Problem to solve -
In your copy, include no images and return each entry exactly as written.

*** Opening Record excerpts ***

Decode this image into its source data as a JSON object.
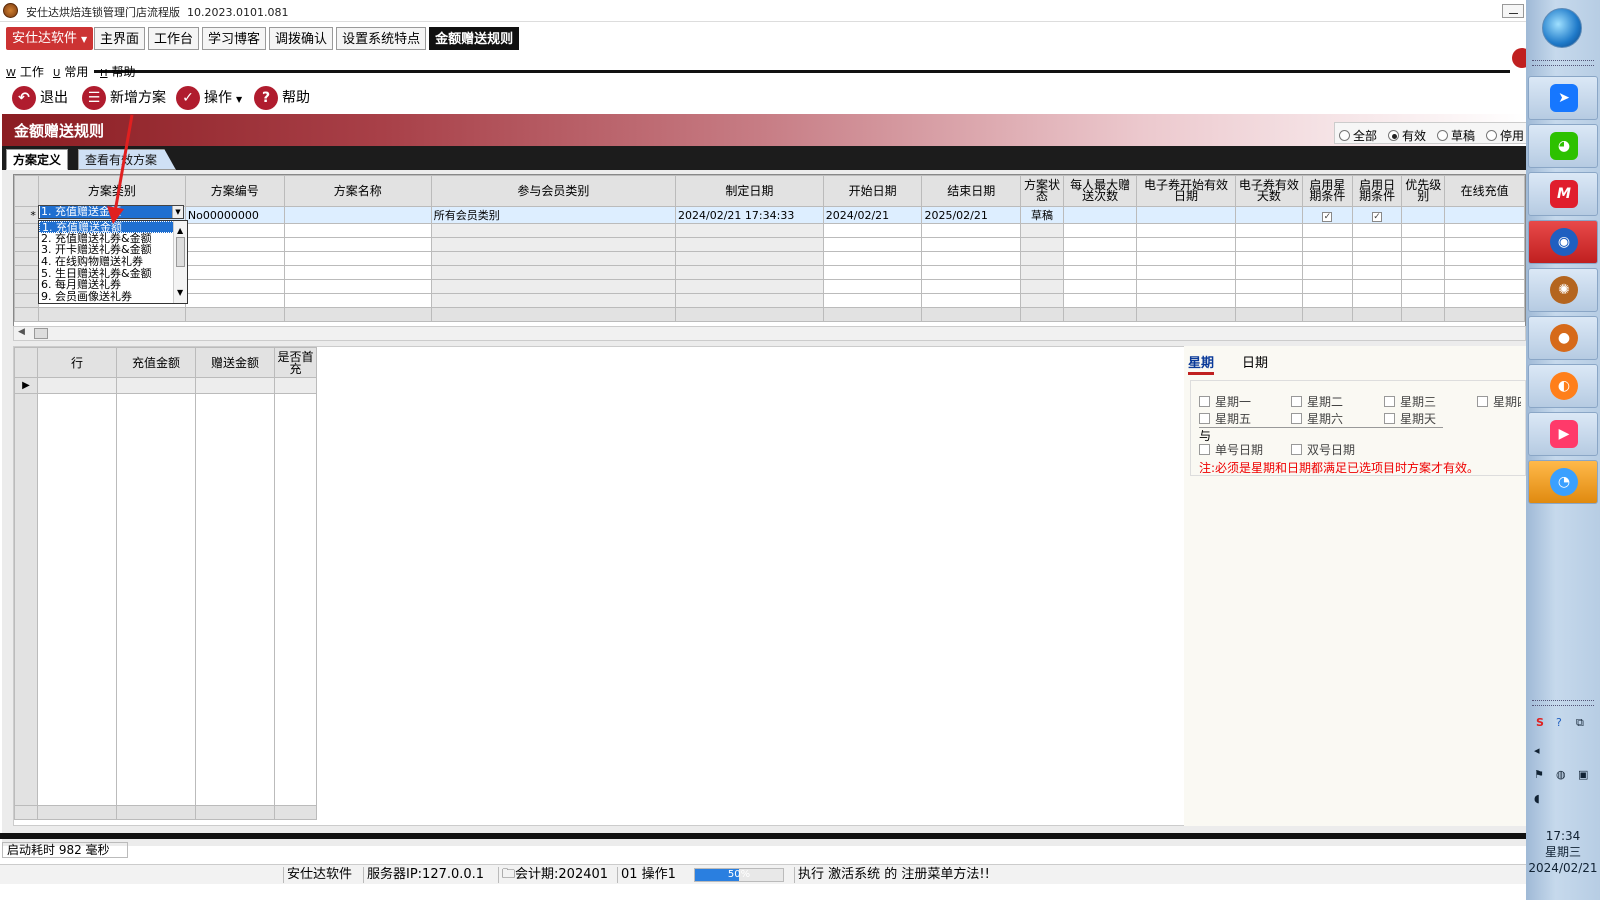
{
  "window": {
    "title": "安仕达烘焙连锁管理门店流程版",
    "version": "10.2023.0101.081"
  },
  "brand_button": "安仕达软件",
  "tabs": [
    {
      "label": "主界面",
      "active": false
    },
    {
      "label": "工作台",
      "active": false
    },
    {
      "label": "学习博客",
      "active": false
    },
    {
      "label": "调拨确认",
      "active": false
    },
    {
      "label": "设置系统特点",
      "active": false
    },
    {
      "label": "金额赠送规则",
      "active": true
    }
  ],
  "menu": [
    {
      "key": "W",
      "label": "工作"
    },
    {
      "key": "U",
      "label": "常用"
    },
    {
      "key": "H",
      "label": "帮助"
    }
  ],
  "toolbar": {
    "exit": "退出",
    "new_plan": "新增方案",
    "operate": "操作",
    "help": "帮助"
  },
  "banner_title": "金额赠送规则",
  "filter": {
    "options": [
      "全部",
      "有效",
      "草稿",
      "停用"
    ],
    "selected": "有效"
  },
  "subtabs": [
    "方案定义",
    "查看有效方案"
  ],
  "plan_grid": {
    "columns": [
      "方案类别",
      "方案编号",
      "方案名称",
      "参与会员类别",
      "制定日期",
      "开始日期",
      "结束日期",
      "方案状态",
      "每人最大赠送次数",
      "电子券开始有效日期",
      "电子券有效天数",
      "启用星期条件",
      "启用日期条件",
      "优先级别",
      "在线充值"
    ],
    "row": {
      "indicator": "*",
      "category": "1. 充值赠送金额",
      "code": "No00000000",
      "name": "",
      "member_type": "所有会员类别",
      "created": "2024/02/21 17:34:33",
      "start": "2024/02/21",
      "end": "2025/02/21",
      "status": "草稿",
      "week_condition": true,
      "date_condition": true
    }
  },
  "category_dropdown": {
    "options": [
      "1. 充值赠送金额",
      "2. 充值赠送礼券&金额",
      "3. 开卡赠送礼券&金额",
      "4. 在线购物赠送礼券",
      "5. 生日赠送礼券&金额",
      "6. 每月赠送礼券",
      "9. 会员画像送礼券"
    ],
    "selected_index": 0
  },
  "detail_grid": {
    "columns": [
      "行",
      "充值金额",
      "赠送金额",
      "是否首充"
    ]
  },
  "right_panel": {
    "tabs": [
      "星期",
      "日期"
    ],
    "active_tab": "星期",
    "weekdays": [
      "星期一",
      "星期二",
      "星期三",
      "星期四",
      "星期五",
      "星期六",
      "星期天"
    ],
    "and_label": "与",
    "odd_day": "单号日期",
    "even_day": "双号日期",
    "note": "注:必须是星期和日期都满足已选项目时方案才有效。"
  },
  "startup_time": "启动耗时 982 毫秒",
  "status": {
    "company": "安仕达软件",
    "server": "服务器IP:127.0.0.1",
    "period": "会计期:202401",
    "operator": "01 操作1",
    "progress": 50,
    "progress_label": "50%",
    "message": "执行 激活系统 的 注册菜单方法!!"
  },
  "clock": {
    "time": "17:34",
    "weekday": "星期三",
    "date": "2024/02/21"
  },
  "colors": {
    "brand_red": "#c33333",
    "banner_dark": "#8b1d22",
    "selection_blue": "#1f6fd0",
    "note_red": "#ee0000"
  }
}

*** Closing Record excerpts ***

Result -
Decode this image into its source data as a JSON object.
{
  "window": {
    "title": "安仕达烘焙连锁管理门店流程版",
    "version": "10.2023.0101.081"
  },
  "brand_button": "安仕达软件",
  "tabs": [
    {
      "label": "主界面",
      "active": false
    },
    {
      "label": "工作台",
      "active": false
    },
    {
      "label": "学习博客",
      "active": false
    },
    {
      "label": "调拨确认",
      "active": false
    },
    {
      "label": "设置系统特点",
      "active": false
    },
    {
      "label": "金额赠送规则",
      "active": true
    }
  ],
  "menu": [
    {
      "key": "W",
      "label": "工作"
    },
    {
      "key": "U",
      "label": "常用"
    },
    {
      "key": "H",
      "label": "帮助"
    }
  ],
  "toolbar": {
    "exit": "退出",
    "new_plan": "新增方案",
    "operate": "操作",
    "help": "帮助"
  },
  "banner_title": "金额赠送规则",
  "filter": {
    "options": [
      "全部",
      "有效",
      "草稿",
      "停用"
    ],
    "selected": "有效"
  },
  "subtabs": [
    "方案定义",
    "查看有效方案"
  ],
  "plan_grid": {
    "columns": [
      "方案类别",
      "方案编号",
      "方案名称",
      "参与会员类别",
      "制定日期",
      "开始日期",
      "结束日期",
      "方案状态",
      "每人最大赠送次数",
      "电子券开始有效日期",
      "电子券有效天数",
      "启用星期条件",
      "启用日期条件",
      "优先级别",
      "在线充值"
    ],
    "row": {
      "indicator": "*",
      "category": "1. 充值赠送金额",
      "code": "No00000000",
      "name": "",
      "member_type": "所有会员类别",
      "created": "2024/02/21 17:34:33",
      "start": "2024/02/21",
      "end": "2025/02/21",
      "status": "草稿",
      "week_condition": true,
      "date_condition": true
    }
  },
  "category_dropdown": {
    "options": [
      "1. 充值赠送金额",
      "2. 充值赠送礼券&金额",
      "3. 开卡赠送礼券&金额",
      "4. 在线购物赠送礼券",
      "5. 生日赠送礼券&金额",
      "6. 每月赠送礼券",
      "9. 会员画像送礼券"
    ],
    "selected_index": 0
  },
  "detail_grid": {
    "columns": [
      "行",
      "充值金额",
      "赠送金额",
      "是否首充"
    ]
  },
  "right_panel": {
    "tabs": [
      "星期",
      "日期"
    ],
    "active_tab": "星期",
    "weekdays": [
      "星期一",
      "星期二",
      "星期三",
      "星期四",
      "星期五",
      "星期六",
      "星期天"
    ],
    "and_label": "与",
    "odd_day": "单号日期",
    "even_day": "双号日期",
    "note": "注:必须是星期和日期都满足已选项目时方案才有效。"
  },
  "startup_time": "启动耗时 982 毫秒",
  "status": {
    "company": "安仕达软件",
    "server": "服务器IP:127.0.0.1",
    "period": "会计期:202401",
    "operator": "01 操作1",
    "progress": 50,
    "progress_label": "50%",
    "message": "执行 激活系统 的 注册菜单方法!!"
  },
  "clock": {
    "time": "17:34",
    "weekday": "星期三",
    "date": "2024/02/21"
  },
  "colors": {
    "brand_red": "#c33333",
    "banner_dark": "#8b1d22",
    "selection_blue": "#1f6fd0",
    "note_red": "#ee0000"
  }
}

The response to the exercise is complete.